As another example, an ITO Summer EBT agency could create a food package with specified types and quantities of items that can be purchased, similar to the WIC program. An ITO Summer EBT agency that takes this approach could tailor the benefit to specific student age groups.
An ITO Summer EBT agency may also submit for USDA approval an alternate model from the examples above, or one which combines both of the above models. Regardless of how the ITO chooses to structure the benefit, benefits issued by ITO Summer EBT agencies may only be used to purchase supplemental foods from WIC-authorized vendors. In addition, the ITO Summer EBT agency must use the same benefit model for all participants throughout its service area.
For ITOs using a CVB-only benefit delivery model, ITOs must issue a benefit level equal to the amount set forth in statute and applicable program regulations. For Summer 2024, that amount will be $40 per month. For ITOs using a food package benefit delivery model, a combination CVB and food package benefit delivery model, or an alternate benefit delivery model, the benefit level cannot exceed the amounts provided above at the time of initial submission of the POM.
Finally, ITO Summer EBT agencies must ensure that vendors charge prices for eligible food items which are reasonable for the area(s) served and are at the current price or less than the current price charged to other customers. Vendors may not charge Summer EBT participants more for an item than the price in the retail environment for all other customers.
USDA is open to innovative benefit issuance solutions and is committed to working with ITO Summer EBT agencies to identify food benefit solutions that best fit the unique needs of each community.

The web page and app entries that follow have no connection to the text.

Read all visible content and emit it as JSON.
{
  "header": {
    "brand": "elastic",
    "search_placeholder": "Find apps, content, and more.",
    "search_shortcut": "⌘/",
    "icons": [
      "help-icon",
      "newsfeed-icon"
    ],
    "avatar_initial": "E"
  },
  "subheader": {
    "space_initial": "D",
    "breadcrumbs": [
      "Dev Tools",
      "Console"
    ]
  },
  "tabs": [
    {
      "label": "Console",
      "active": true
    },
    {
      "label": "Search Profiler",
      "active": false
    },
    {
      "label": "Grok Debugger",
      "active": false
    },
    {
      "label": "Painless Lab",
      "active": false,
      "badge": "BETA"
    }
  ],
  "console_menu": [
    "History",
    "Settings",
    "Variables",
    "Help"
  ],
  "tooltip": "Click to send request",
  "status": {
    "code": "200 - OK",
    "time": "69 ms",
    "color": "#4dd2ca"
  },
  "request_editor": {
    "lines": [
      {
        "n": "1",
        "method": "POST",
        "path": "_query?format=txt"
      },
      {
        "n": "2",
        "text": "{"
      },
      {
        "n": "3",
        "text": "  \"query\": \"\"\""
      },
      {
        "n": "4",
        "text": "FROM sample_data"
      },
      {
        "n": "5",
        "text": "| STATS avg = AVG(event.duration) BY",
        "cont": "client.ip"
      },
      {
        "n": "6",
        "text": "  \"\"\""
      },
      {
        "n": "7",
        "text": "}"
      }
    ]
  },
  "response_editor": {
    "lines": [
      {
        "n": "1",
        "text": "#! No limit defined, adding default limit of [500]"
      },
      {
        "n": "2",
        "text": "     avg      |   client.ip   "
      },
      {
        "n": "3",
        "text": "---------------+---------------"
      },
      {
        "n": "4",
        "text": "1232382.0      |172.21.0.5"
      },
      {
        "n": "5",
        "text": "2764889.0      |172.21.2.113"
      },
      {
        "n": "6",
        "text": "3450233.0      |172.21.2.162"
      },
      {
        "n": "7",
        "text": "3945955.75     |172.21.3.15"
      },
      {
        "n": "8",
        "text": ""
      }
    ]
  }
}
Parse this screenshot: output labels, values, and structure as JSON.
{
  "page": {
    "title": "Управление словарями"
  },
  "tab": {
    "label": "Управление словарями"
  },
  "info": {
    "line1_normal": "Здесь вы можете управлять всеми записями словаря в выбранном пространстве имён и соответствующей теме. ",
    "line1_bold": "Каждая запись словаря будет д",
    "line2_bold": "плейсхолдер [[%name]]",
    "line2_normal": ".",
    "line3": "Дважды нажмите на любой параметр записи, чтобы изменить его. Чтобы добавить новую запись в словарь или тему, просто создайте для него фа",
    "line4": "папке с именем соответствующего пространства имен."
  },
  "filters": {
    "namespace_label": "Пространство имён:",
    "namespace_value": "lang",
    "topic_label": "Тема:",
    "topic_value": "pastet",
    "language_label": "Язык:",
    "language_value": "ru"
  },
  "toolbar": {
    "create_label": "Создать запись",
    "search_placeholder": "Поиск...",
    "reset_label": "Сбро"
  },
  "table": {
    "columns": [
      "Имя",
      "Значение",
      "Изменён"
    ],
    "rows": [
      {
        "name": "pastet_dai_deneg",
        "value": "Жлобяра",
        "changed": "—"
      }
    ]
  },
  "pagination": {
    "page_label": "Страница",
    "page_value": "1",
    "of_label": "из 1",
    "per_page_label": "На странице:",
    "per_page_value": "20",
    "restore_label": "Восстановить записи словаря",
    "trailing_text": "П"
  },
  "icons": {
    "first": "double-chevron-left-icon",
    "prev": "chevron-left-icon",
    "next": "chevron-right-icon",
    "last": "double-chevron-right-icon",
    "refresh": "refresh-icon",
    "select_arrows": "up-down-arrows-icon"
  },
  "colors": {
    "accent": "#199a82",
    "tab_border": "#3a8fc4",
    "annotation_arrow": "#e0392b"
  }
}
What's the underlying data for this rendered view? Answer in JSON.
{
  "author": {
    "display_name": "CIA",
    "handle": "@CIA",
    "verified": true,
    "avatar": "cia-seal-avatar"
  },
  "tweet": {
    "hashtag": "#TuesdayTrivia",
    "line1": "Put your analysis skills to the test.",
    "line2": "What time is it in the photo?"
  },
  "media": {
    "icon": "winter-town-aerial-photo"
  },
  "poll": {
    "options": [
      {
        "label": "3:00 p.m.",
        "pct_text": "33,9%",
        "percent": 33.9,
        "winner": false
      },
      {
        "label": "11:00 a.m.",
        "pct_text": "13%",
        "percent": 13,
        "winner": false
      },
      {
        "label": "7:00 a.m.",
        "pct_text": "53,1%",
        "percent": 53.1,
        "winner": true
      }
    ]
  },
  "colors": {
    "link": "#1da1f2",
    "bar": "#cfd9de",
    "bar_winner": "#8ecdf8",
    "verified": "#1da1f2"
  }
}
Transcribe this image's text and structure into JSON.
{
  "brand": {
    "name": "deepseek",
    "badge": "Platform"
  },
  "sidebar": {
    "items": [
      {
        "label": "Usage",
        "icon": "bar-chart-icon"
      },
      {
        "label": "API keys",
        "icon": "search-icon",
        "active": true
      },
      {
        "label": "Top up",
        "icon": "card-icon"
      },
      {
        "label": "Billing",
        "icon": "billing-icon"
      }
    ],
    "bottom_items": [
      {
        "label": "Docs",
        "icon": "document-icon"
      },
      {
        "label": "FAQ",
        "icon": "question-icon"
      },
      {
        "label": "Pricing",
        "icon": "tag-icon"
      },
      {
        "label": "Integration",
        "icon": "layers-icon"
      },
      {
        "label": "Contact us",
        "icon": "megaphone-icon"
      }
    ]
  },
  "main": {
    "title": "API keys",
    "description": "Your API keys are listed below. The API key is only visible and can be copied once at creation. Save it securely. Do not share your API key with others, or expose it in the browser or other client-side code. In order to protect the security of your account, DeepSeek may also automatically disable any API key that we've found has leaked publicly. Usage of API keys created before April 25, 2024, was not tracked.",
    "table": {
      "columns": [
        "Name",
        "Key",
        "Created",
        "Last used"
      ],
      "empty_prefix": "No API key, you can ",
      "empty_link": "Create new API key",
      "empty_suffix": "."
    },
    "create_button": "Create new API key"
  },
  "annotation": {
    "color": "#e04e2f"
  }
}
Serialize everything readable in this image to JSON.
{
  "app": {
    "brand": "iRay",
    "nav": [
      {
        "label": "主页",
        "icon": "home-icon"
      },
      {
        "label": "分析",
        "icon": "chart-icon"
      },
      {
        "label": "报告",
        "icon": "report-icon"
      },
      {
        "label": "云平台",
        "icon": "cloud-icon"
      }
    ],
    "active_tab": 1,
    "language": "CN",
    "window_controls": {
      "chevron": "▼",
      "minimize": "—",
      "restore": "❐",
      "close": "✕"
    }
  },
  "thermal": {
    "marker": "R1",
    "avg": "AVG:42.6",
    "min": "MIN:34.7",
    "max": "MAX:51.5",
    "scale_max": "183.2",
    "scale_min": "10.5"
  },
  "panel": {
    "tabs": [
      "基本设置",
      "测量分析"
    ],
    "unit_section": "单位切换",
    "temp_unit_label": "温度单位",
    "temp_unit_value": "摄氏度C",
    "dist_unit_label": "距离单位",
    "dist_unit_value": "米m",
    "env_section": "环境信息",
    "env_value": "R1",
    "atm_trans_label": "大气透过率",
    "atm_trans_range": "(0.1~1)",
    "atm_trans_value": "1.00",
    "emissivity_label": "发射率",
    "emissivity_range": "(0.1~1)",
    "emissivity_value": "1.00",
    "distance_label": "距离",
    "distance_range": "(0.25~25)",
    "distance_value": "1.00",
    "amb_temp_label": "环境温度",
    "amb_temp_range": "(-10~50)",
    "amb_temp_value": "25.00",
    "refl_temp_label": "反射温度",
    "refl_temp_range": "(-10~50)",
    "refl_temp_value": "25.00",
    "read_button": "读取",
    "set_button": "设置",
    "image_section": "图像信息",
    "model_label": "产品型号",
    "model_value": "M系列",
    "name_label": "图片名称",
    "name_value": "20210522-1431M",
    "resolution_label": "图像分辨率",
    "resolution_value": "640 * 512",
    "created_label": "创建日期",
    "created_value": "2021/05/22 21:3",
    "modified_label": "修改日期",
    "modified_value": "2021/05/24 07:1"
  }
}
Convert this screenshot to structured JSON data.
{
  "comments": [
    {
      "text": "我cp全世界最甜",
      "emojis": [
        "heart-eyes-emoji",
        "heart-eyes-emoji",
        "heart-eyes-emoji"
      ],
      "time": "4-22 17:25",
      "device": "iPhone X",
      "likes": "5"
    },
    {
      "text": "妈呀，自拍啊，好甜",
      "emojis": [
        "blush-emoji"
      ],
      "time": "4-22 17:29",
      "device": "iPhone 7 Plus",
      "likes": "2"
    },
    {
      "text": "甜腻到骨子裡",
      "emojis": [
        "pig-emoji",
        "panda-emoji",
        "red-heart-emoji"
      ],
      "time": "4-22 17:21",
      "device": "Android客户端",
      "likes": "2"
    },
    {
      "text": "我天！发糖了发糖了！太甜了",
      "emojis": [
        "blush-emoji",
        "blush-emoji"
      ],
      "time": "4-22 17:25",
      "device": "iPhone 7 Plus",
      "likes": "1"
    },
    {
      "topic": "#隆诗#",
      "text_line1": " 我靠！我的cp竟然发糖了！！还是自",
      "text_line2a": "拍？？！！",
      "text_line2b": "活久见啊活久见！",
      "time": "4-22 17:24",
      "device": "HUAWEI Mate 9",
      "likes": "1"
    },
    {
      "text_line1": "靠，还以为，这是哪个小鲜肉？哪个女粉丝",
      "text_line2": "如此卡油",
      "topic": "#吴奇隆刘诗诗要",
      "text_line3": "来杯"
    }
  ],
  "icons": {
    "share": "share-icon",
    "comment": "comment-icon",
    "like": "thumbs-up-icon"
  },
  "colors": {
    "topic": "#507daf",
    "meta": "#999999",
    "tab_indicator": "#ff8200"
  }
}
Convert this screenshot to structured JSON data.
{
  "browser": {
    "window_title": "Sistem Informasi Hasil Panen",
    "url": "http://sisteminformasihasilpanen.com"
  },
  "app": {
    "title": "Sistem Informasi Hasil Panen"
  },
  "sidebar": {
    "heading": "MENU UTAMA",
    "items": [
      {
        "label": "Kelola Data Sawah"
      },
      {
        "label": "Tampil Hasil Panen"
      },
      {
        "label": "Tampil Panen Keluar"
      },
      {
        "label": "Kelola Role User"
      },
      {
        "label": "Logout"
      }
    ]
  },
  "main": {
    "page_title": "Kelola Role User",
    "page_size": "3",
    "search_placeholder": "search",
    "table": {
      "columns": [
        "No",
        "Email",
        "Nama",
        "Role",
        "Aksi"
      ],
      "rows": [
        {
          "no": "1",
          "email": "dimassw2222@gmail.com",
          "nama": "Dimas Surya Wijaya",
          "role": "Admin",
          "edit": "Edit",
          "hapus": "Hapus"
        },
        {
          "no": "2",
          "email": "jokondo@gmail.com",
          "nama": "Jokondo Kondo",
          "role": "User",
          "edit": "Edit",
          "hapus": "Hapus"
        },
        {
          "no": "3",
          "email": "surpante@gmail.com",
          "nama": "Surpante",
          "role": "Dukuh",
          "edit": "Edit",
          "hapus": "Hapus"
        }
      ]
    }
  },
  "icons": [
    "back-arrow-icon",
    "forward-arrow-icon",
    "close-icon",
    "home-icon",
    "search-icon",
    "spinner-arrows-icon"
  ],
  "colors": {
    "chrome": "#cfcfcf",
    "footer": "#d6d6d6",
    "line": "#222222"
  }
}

ITOs with questions should contact the appropriate FNS regional office.
Child Nutrition Programs
|Diane M. Kriviski|
Supplemental Nutrition and Safety Programs